drj asked, and I hope this answers.
I am usually autobiographical only in short bursts, referencing events in Village Idiot life solely for illustration of other points. As most of my visitors come over from psychoblogger sites where I comment, they come over expecting political, social, parenting, or mental health issues. These usually attract the most followup commentary. The linguistics are jarring, and perhaps puzzling, especially as I am not a language professional in any way.
But my interest in linguistics bears on issues of education, parenting, and meaning, so a bit of biography can be used to illustrate some other important concepts. I call it a cup hooks theory of learning. Either cup hooks or shelving must be installed if the cups are to be put away in most orderly fashion. Only when there is a framework suitable for cups present can you store more than a few with any hope of finding what you need. Once there is a framework, however, a wide variety of cups might be stored on it.
My brother became fascinated by the Civil War in 5th grade, the first subject he had shown much interest in. He became a fountain of information by late highschool. While any such monomania looks narrow at first, once the structure is erected, other things just naturally get attached to it. Almost accidentally, he picked up knowledge in related, and ever-expanding areas. He learned the geography of the eastern US. Historical events just before and just after the war were easy to incorporate. He acquired some military history, some economic history, some knowledge of slavery, and of custom. This framework was in place for all future learning.
Rejoice if your child finds a subject of fascination.
Knowledge needs a framework, or it just piles up at the bottom of your brain, unusable. Each stage of learning depends on the ones before it. My linguistics framework was built up accidentally out of other subjects of interest. I have always liked curiosities and little-known facts. I have a mind like an attic, full of charming and potentially useful things with no immediate application. As I have always liked solving puzzles, word puzzles just got dragged in for the ride. But certain specific skeins went into learning about language.
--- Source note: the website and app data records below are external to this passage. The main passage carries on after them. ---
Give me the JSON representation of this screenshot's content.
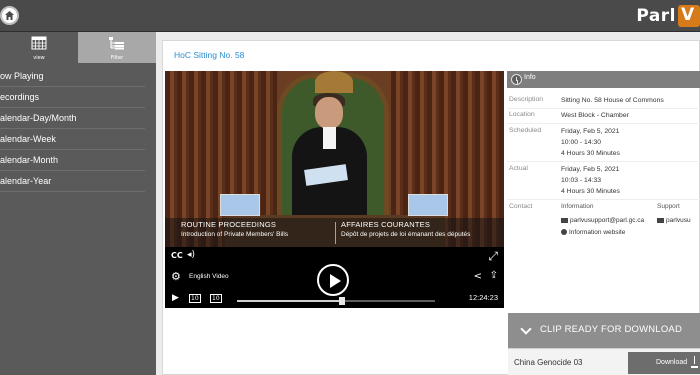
{
  "header": {
    "logo_text": "Parl",
    "logo_badge": "V",
    "home_icon": "home-icon"
  },
  "sidebar": {
    "tabs": [
      {
        "label": "view",
        "icon": "calendar-grid-icon"
      },
      {
        "label": "Filter",
        "icon": "filter-list-icon"
      }
    ],
    "items": [
      {
        "label": "ow Playing"
      },
      {
        "label": "ecordings"
      },
      {
        "label": "alendar-Day/Month"
      },
      {
        "label": "alendar-Week"
      },
      {
        "label": "alendar-Month"
      },
      {
        "label": "alendar-Year"
      }
    ]
  },
  "panel": {
    "title": "HoC Sitting No. 58"
  },
  "video": {
    "lower_third": {
      "en_title": "ROUTINE PROCEEDINGS",
      "en_sub": "Introduction of Private Members' Bills",
      "fr_title": "AFFAIRES COURANTES",
      "fr_sub": "Dépôt de projets de loi émanant des députés"
    },
    "cc_label": "CC",
    "language": "English Video",
    "rewind_label": "10",
    "forward_label": "10",
    "time": "12:24:23",
    "progress": 0.53
  },
  "info": {
    "title": "Info",
    "description_label": "Description",
    "description": "Sitting No. 58 House of Commons",
    "location_label": "Location",
    "location": "West Block - Chamber",
    "scheduled_label": "Scheduled",
    "scheduled_date": "Friday, Feb 5, 2021",
    "scheduled_time": "10:00 - 14:30",
    "scheduled_duration": "4 Hours 30 Minutes",
    "actual_label": "Actual",
    "actual_date": "Friday, Feb 5, 2021",
    "actual_time": "10:03 - 14:33",
    "actual_duration": "4 Hours 30 Minutes",
    "contact_label": "Contact",
    "info_col_head": "Information",
    "support_col_head": "Support",
    "info_email": "parlvusupport@parl.gc.ca",
    "support_email": "parlvusu",
    "website": "Information website"
  },
  "clip": {
    "title": "CLIP READY FOR DOWNLOAD",
    "name": "China Genocide 03",
    "download_label": "Download"
  }
}
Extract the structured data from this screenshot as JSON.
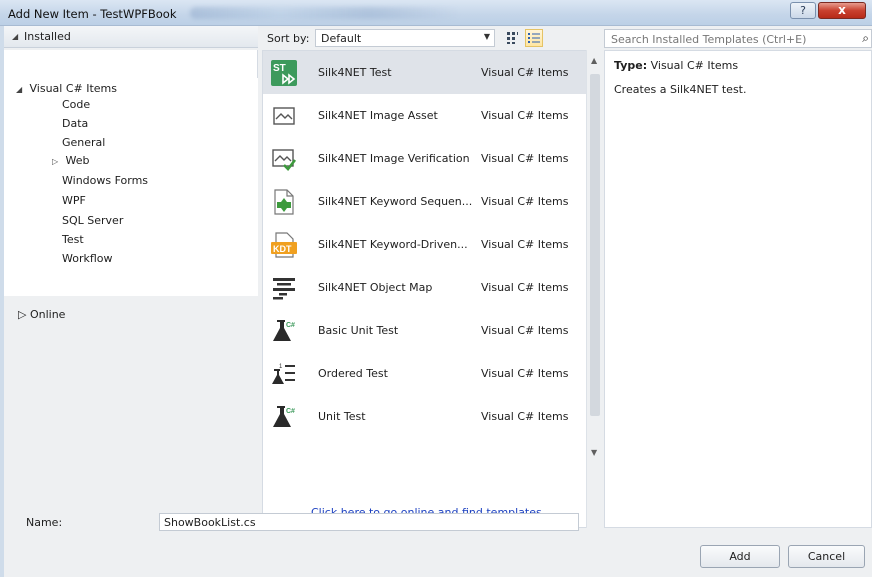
{
  "window": {
    "title": "Add New Item - TestWPFBook",
    "help_label": "?",
    "close_label": "x"
  },
  "left_panel": {
    "installed_label": "Installed",
    "online_label": "Online",
    "tree": [
      {
        "label": "Visual C# Items",
        "expanded": true
      },
      {
        "label": "Code"
      },
      {
        "label": "Data"
      },
      {
        "label": "General"
      },
      {
        "label": "Web",
        "collapsed": true
      },
      {
        "label": "Windows Forms"
      },
      {
        "label": "WPF"
      },
      {
        "label": "SQL Server"
      },
      {
        "label": "Test",
        "selected": true
      },
      {
        "label": "Workflow"
      }
    ]
  },
  "sort": {
    "label": "Sort by:",
    "value": "Default"
  },
  "templates": [
    {
      "name": "Silk4NET Test",
      "category": "Visual C# Items",
      "icon": "silk4net-test-icon",
      "selected": true
    },
    {
      "name": "Silk4NET Image Asset",
      "category": "Visual C# Items",
      "icon": "image-asset-icon"
    },
    {
      "name": "Silk4NET Image Verification",
      "category": "Visual C# Items",
      "icon": "image-verification-icon"
    },
    {
      "name": "Silk4NET Keyword Sequen...",
      "category": "Visual C# Items",
      "icon": "keyword-sequence-icon"
    },
    {
      "name": "Silk4NET Keyword-Driven...",
      "category": "Visual C# Items",
      "icon": "kdt-icon"
    },
    {
      "name": "Silk4NET Object Map",
      "category": "Visual C# Items",
      "icon": "object-map-icon"
    },
    {
      "name": "Basic Unit Test",
      "category": "Visual C# Items",
      "icon": "flask-icon"
    },
    {
      "name": "Ordered Test",
      "category": "Visual C# Items",
      "icon": "ordered-test-icon"
    },
    {
      "name": "Unit Test",
      "category": "Visual C# Items",
      "icon": "flask-icon"
    }
  ],
  "online_link": "Click here to go online and find templates.",
  "search": {
    "placeholder": "Search Installed Templates (Ctrl+E)"
  },
  "details": {
    "type_label": "Type:",
    "type_value": "Visual C# Items",
    "description": "Creates a Silk4NET test."
  },
  "footer": {
    "name_label": "Name:",
    "name_value": "ShowBookList.cs",
    "add_label": "Add",
    "cancel_label": "Cancel"
  }
}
I was a folksinger because it was cool in a certain intellectual way, and began acquiring old songs via the Kingston Trio, Pete Seeger, Burl Ives, and PP&M. I never had much interest in anything but American and English/Scottish songs, but I enjoyed pushing those back as far in time as I could. History and language just came in as part of the background. I took German because everyone else was taking French and Spanish, so that was cooler.
Though many friends suggested I would like Tolkien, I didn’t read him until end of freshman year. I became an immediate fanatic, and devoured the few volumes of commentary about him available in the early 70’s. Tolkien dragged in Anglo-Saxon, King Arthur, and the whole northern mythology. I studied Beowulf, and added in Vikings because I had some Scandinavian ancestors. These in turn brought in all that heroic fantasy in children’s literature: Lloyd Alexander, CS Lewis (which tied back into Tolkien again), Alan Garner, Peter Beagle, Susan Cooper, Mary Stewart, and a dozen others. By pursuing avidly a certain sort of northern European adventure story, I found that I picked up a lot of knowledge about Wales, and Wagner, and waistcoats. I took the occasional college course about medieval literature or linguistics. Discovering Steeleye Span loosely tied the folk music fascination into the medieval adventures. Being one of the few Yankees among southerners, I defensively focused on New England history and learned about dialects, which was also useful in the theater.
From Lewis I learned Christ, and though the other loves did not go away, they receded a bit. As a new Christian I started reading the Bible, which brought in a little Greek, a little Hebrew, a little Latin, as well as older eras of history. I had little interest in Greek and Roman literature and history, and still don’t, but some came in unannounced. In reading Church history I naturally gravitated to my previous favorite eras, and so read Luther and Aquinas. More usually, I read about them and their times rather than their works directly. The word-games and etymological curiosities kept attaching themselves to the existing frameworks, and the connecting threads twined together. My fascination with Lewis has remained strong, and this has fed unexpected bits into my linguistic knowledge as well.
I have lots of interests which never quite tied into this group: sports history, number theory, science fiction, and astronomy, for example. But more often, whatever I put my mind to would weave its way in: genealogy, hymnody, learning, neurology, child development, adopting Romanians. I had studied linguistics directly only as a small part of a single college course, but found myself at age 40 with many of the pieces in place that a linguistics major would have acquired. So a book on the history of the Indo-Europeans satisfies many interests at once/
Many of the same pieces fell together in kaleidoscope fashion to give me a solid knowledge of the colonial American churches.
Later addition: I forgot Jewish history, espionage, and sexual offenders. I just keep picking up these fascinations which last for 3-4 years. I'm 52, and it eventually adds up.